» **Your goal**
Restate every line below word for word, but drop each picture.

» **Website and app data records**
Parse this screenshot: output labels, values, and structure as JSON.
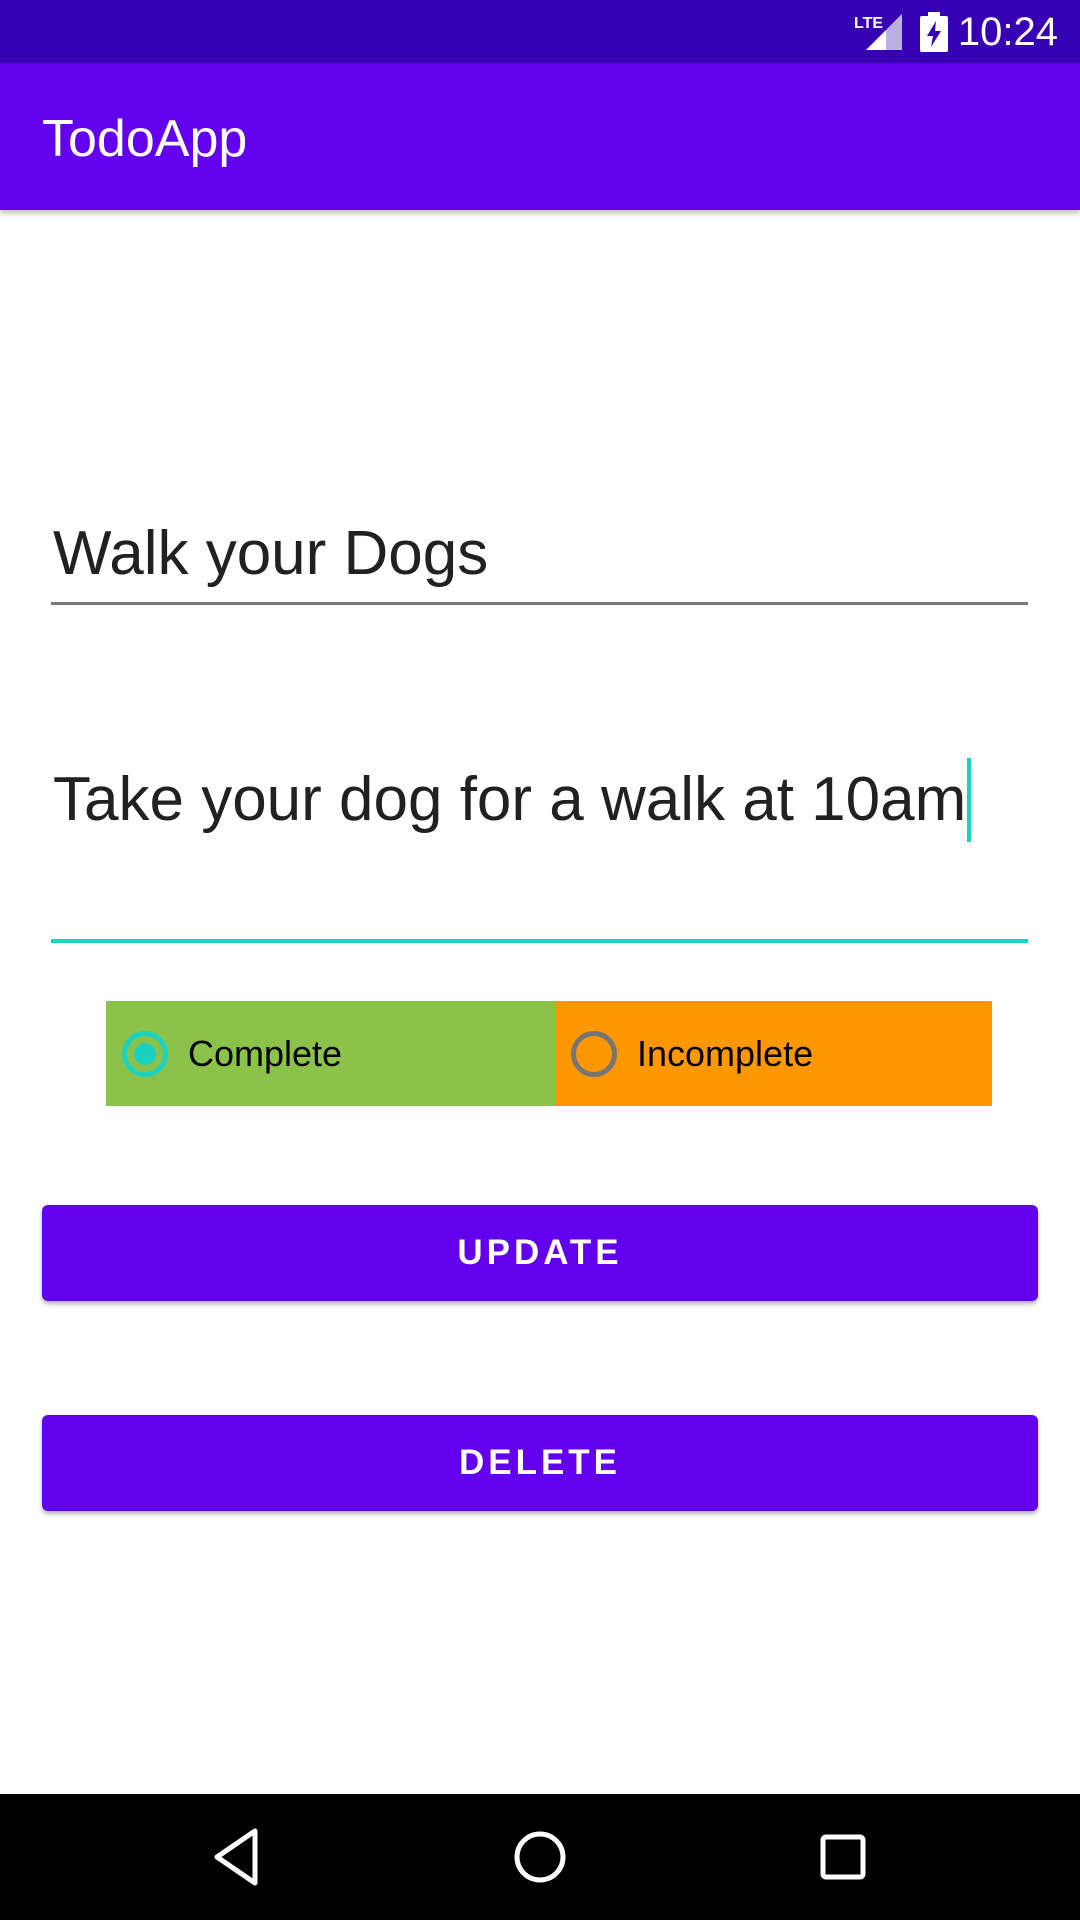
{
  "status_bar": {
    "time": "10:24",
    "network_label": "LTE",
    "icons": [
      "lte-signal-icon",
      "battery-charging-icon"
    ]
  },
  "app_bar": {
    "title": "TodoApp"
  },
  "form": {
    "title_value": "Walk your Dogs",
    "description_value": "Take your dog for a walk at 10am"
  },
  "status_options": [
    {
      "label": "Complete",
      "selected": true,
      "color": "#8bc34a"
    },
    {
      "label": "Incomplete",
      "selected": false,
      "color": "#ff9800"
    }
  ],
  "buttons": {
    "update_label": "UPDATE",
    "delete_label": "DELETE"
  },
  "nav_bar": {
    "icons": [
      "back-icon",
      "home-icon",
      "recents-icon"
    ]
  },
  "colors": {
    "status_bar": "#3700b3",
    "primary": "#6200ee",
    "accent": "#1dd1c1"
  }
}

» **Response to the task**
Parse this screenshot: output labels, values, and structure as JSON.
{
  "status_bar": {
    "time": "10:24",
    "network_label": "LTE",
    "icons": [
      "lte-signal-icon",
      "battery-charging-icon"
    ]
  },
  "app_bar": {
    "title": "TodoApp"
  },
  "form": {
    "title_value": "Walk your Dogs",
    "description_value": "Take your dog for a walk at 10am"
  },
  "status_options": [
    {
      "label": "Complete",
      "selected": true,
      "color": "#8bc34a"
    },
    {
      "label": "Incomplete",
      "selected": false,
      "color": "#ff9800"
    }
  ],
  "buttons": {
    "update_label": "UPDATE",
    "delete_label": "DELETE"
  },
  "nav_bar": {
    "icons": [
      "back-icon",
      "home-icon",
      "recents-icon"
    ]
  },
  "colors": {
    "status_bar": "#3700b3",
    "primary": "#6200ee",
    "accent": "#1dd1c1"
  }
}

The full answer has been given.